Task details> Every entry must be output exactly as it is written.
◆ ◆ ◆ ◆ ◆ ◆ ◆
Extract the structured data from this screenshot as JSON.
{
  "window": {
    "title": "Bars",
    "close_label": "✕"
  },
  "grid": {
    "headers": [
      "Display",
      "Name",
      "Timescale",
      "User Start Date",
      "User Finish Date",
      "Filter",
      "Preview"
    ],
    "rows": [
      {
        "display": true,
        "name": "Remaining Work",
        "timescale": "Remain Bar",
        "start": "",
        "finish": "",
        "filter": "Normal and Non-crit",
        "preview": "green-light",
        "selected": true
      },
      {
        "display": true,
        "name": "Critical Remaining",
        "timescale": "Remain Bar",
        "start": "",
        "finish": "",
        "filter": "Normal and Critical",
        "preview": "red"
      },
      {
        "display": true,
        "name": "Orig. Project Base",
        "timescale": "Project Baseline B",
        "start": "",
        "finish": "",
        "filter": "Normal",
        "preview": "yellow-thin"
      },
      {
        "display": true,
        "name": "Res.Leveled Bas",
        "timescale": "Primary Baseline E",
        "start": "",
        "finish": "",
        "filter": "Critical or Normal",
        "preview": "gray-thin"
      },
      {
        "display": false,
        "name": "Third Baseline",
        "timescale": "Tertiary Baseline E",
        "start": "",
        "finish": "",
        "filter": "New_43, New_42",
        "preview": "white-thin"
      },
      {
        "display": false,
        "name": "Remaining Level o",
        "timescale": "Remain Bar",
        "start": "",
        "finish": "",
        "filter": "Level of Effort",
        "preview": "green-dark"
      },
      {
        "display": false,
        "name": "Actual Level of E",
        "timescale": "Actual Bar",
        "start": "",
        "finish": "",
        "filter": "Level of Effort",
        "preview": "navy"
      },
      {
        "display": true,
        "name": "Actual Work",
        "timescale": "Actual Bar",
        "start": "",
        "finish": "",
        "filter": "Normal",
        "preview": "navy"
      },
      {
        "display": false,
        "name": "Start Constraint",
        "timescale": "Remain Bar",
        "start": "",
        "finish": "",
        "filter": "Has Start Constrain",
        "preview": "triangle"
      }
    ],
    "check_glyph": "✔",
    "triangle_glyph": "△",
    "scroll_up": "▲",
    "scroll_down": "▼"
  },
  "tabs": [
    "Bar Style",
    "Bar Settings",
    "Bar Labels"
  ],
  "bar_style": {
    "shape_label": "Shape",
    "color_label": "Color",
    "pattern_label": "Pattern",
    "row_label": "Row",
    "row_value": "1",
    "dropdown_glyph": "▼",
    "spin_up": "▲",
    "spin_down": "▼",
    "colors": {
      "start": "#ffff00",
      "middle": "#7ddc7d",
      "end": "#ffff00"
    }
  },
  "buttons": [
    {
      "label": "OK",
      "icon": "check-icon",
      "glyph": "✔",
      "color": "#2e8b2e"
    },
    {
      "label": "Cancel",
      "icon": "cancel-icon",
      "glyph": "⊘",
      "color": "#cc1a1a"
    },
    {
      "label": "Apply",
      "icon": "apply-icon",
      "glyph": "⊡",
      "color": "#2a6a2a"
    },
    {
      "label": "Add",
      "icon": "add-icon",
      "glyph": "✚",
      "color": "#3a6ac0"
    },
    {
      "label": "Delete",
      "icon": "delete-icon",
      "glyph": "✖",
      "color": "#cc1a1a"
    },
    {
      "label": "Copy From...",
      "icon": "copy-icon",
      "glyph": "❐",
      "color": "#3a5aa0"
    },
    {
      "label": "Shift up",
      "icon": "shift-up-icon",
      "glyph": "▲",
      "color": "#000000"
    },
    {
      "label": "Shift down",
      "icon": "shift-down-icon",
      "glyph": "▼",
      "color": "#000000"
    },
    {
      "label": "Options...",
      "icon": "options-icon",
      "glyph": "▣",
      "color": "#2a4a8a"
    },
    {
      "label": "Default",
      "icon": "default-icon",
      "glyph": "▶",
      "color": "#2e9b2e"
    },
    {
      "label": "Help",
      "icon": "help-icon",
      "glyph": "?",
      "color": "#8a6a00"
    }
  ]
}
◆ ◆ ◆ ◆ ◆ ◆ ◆
Response below>
Extract the structured data from this screenshot as JSON.
{
  "window": {
    "title": "Bars",
    "close_label": "✕"
  },
  "grid": {
    "headers": [
      "Display",
      "Name",
      "Timescale",
      "User Start Date",
      "User Finish Date",
      "Filter",
      "Preview"
    ],
    "rows": [
      {
        "display": true,
        "name": "Remaining Work",
        "timescale": "Remain Bar",
        "start": "",
        "finish": "",
        "filter": "Normal and Non-crit",
        "preview": "green-light",
        "selected": true
      },
      {
        "display": true,
        "name": "Critical Remaining",
        "timescale": "Remain Bar",
        "start": "",
        "finish": "",
        "filter": "Normal and Critical",
        "preview": "red"
      },
      {
        "display": true,
        "name": "Orig. Project Base",
        "timescale": "Project Baseline B",
        "start": "",
        "finish": "",
        "filter": "Normal",
        "preview": "yellow-thin"
      },
      {
        "display": true,
        "name": "Res.Leveled Bas",
        "timescale": "Primary Baseline E",
        "start": "",
        "finish": "",
        "filter": "Critical or Normal",
        "preview": "gray-thin"
      },
      {
        "display": false,
        "name": "Third Baseline",
        "timescale": "Tertiary Baseline E",
        "start": "",
        "finish": "",
        "filter": "New_43, New_42",
        "preview": "white-thin"
      },
      {
        "display": false,
        "name": "Remaining Level o",
        "timescale": "Remain Bar",
        "start": "",
        "finish": "",
        "filter": "Level of Effort",
        "preview": "green-dark"
      },
      {
        "display": false,
        "name": "Actual Level of E",
        "timescale": "Actual Bar",
        "start": "",
        "finish": "",
        "filter": "Level of Effort",
        "preview": "navy"
      },
      {
        "display": true,
        "name": "Actual Work",
        "timescale": "Actual Bar",
        "start": "",
        "finish": "",
        "filter": "Normal",
        "preview": "navy"
      },
      {
        "display": false,
        "name": "Start Constraint",
        "timescale": "Remain Bar",
        "start": "",
        "finish": "",
        "filter": "Has Start Constrain",
        "preview": "triangle"
      }
    ],
    "check_glyph": "✔",
    "triangle_glyph": "△",
    "scroll_up": "▲",
    "scroll_down": "▼"
  },
  "tabs": [
    "Bar Style",
    "Bar Settings",
    "Bar Labels"
  ],
  "bar_style": {
    "shape_label": "Shape",
    "color_label": "Color",
    "pattern_label": "Pattern",
    "row_label": "Row",
    "row_value": "1",
    "dropdown_glyph": "▼",
    "spin_up": "▲",
    "spin_down": "▼",
    "colors": {
      "start": "#ffff00",
      "middle": "#7ddc7d",
      "end": "#ffff00"
    }
  },
  "buttons": [
    {
      "label": "OK",
      "icon": "check-icon",
      "glyph": "✔",
      "color": "#2e8b2e"
    },
    {
      "label": "Cancel",
      "icon": "cancel-icon",
      "glyph": "⊘",
      "color": "#cc1a1a"
    },
    {
      "label": "Apply",
      "icon": "apply-icon",
      "glyph": "⊡",
      "color": "#2a6a2a"
    },
    {
      "label": "Add",
      "icon": "add-icon",
      "glyph": "✚",
      "color": "#3a6ac0"
    },
    {
      "label": "Delete",
      "icon": "delete-icon",
      "glyph": "✖",
      "color": "#cc1a1a"
    },
    {
      "label": "Copy From...",
      "icon": "copy-icon",
      "glyph": "❐",
      "color": "#3a5aa0"
    },
    {
      "label": "Shift up",
      "icon": "shift-up-icon",
      "glyph": "▲",
      "color": "#000000"
    },
    {
      "label": "Shift down",
      "icon": "shift-down-icon",
      "glyph": "▼",
      "color": "#000000"
    },
    {
      "label": "Options...",
      "icon": "options-icon",
      "glyph": "▣",
      "color": "#2a4a8a"
    },
    {
      "label": "Default",
      "icon": "default-icon",
      "glyph": "▶",
      "color": "#2e9b2e"
    },
    {
      "label": "Help",
      "icon": "help-icon",
      "glyph": "?",
      "color": "#8a6a00"
    }
  ]
}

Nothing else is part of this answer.